However, over time, Formica said that quality-control issues in the printing of the newspaper, as well as problems with delivery, started to become an issue that needed to be addressed.

“Presentation, delivery, and customer service is a big part of the overall picture. That’s why we decided to make this change,” he added.

Richner Communications prints hundreds of publications a week — everything from daily publications to monthly and quarterly journals, and the company does it using local labor.

“We understand the importance of producing quality content and reproduction and that affects whether readers would want to pick up the paper, or an advertiser would want to advertise in the paper,” Richer said.

JoAnn DiNapoli, director of advertising for The Tablet, agrees, noting that clients who support the publication deserve to see their ads reproduced with accuracy. “Correct color reproduction is critical to advertisers. For example, school ads have very specific colors. If a school color is blue but it’s printed as purple, that’s not acceptable,” DiNapoli said. “Ads now pop.”

Perhaps another reason why Richner Communications has stood the test of time is that it remains a family-owned business. It was founded in 1964 when Richner’s parents, both professional accountants with a local practice, were approached by a client who asked if they would be interested in making an investment as silent partners in two small newspapers.

The papers were the Rockaway Journal in Far Rockaway and the Nassau Herald, one of the first newspapers that came across the Queens border into the five boroughs. Both papers have now been in print for more than 100 years.

During the next five years, Richner’s father and mother helped take the two floundering newspapers and grow back their circulation. Shortly after, his parents both left their accounting practices to focus full time on the newspapers and soon started adding other papers to their portfolio.

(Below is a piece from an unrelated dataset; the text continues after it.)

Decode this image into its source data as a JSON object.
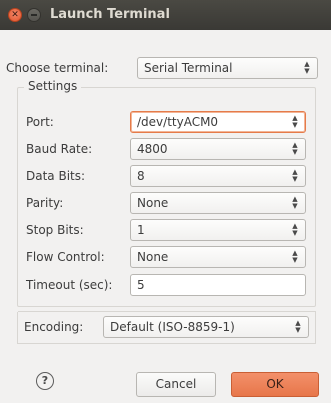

“My parents started some of the publications on their own and some they purchased from other people,” explained Richner.

When Richner was 10 or 11 he remembers how he would come home from school and go directly to his parents’ office, where he helped empty wastebaskets and address newspapers.

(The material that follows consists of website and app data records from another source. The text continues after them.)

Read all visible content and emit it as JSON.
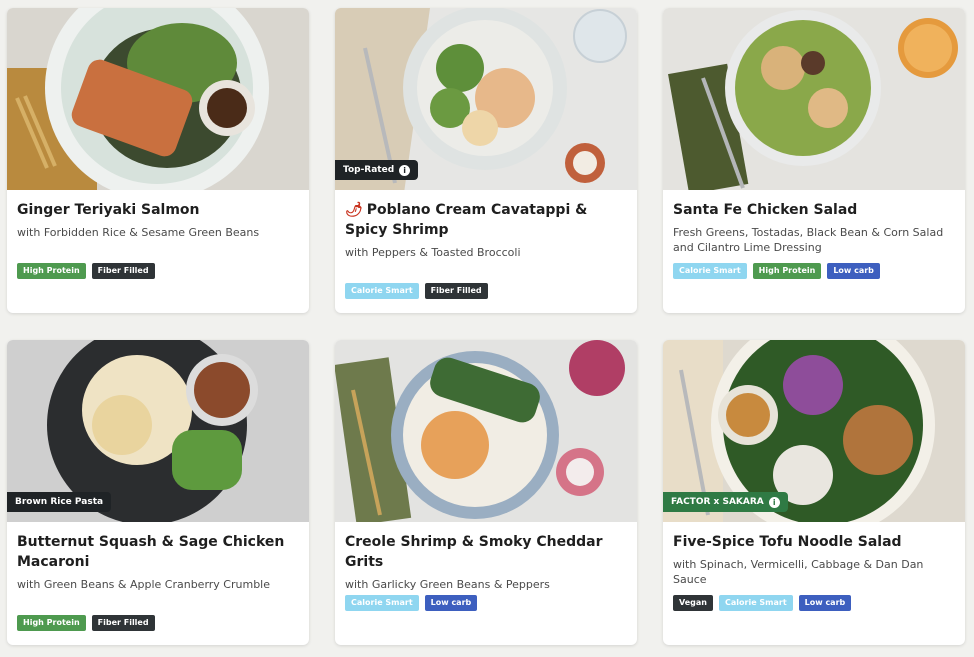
{
  "cards": [
    {
      "title": "Ginger Teriyaki Salmon",
      "subtitle": "with Forbidden Rice & Sesame Green Beans",
      "tags": [
        "High Protein",
        "Fiber Filled"
      ]
    },
    {
      "title": "Poblano Cream Cavatappi & Spicy Shrimp",
      "subtitle": "with Peppers & Toasted Broccoli",
      "badge": "Top-Rated",
      "spicy_icon": "chili-icon",
      "tags": [
        "Calorie Smart",
        "Fiber Filled"
      ]
    },
    {
      "title": "Santa Fe Chicken Salad",
      "subtitle": "Fresh Greens, Tostadas, Black Bean & Corn Salad and Cilantro Lime Dressing",
      "tags": [
        "Calorie Smart",
        "High Protein",
        "Low carb"
      ]
    },
    {
      "title": "Butternut Squash & Sage Chicken Macaroni",
      "subtitle": "with Green Beans & Apple Cranberry Crumble",
      "badge": "Brown Rice Pasta",
      "tags": [
        "High Protein",
        "Fiber Filled"
      ]
    },
    {
      "title": "Creole Shrimp & Smoky Cheddar Grits",
      "subtitle": "with Garlicky Green Beans & Peppers",
      "tags": [
        "Calorie Smart",
        "Low carb"
      ]
    },
    {
      "title": "Five-Spice Tofu Noodle Salad",
      "subtitle": "with Spinach, Vermicelli, Cabbage & Dan Dan Sauce",
      "badge": "FACTOR x SAKARA",
      "tags": [
        "Vegan",
        "Calorie Smart",
        "Low carb"
      ]
    }
  ],
  "tag_colors": {
    "High Protein": "#4e9a4f",
    "Fiber Filled": "#2f3437",
    "Calorie Smart": "#8fd6f0",
    "Low carb": "#3d5fbf",
    "Vegan": "#2f3437"
  }
}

“My brothers [Cliff and Donald] and I literally grew up in the business,” he said. “My brother Cliff and I still own the business, though he recently retired. We are both attorneys who gave up our Wall Street law practices to run the business. … We both came back into the business in the early ’80s.”

By the late ’80s, Richner’s parents had turned the business over to their sons.

Stuart and Cliff focused on growing the business, and today Richner publishes 24 community papers. The company also has a number of magazines that focus on particular topics of interest, with Long Island Home magazine being one of its newest brands.

Richner remains the only publisher that has a commercial printing facility on Long Island since Newsday closed its printing plant and contracted with Queens-based The New York Times press in 2018.

Senior Sales Executive Mike Karff at Richner said that he revels in working with publishers of newspapers.

“I’ve been doing this for over 20 years and we really shine when we work with publications like The Tablet,” explained Karff.

It’s a partnership that Jim DelCioppo, managing editor of The Tablet, is optimistic about. He said that in the weeks that Richner has been printing the paper, the changes are noticeable. Home delivery customers are receiving the paper earlier than before because the Richner plant has a post office on-site that expedites the process.

“Many of our readers prefer the experience of holding a newspaper and consuming it page by page — enjoying all of the content in a creative layout,” DelCioppo said.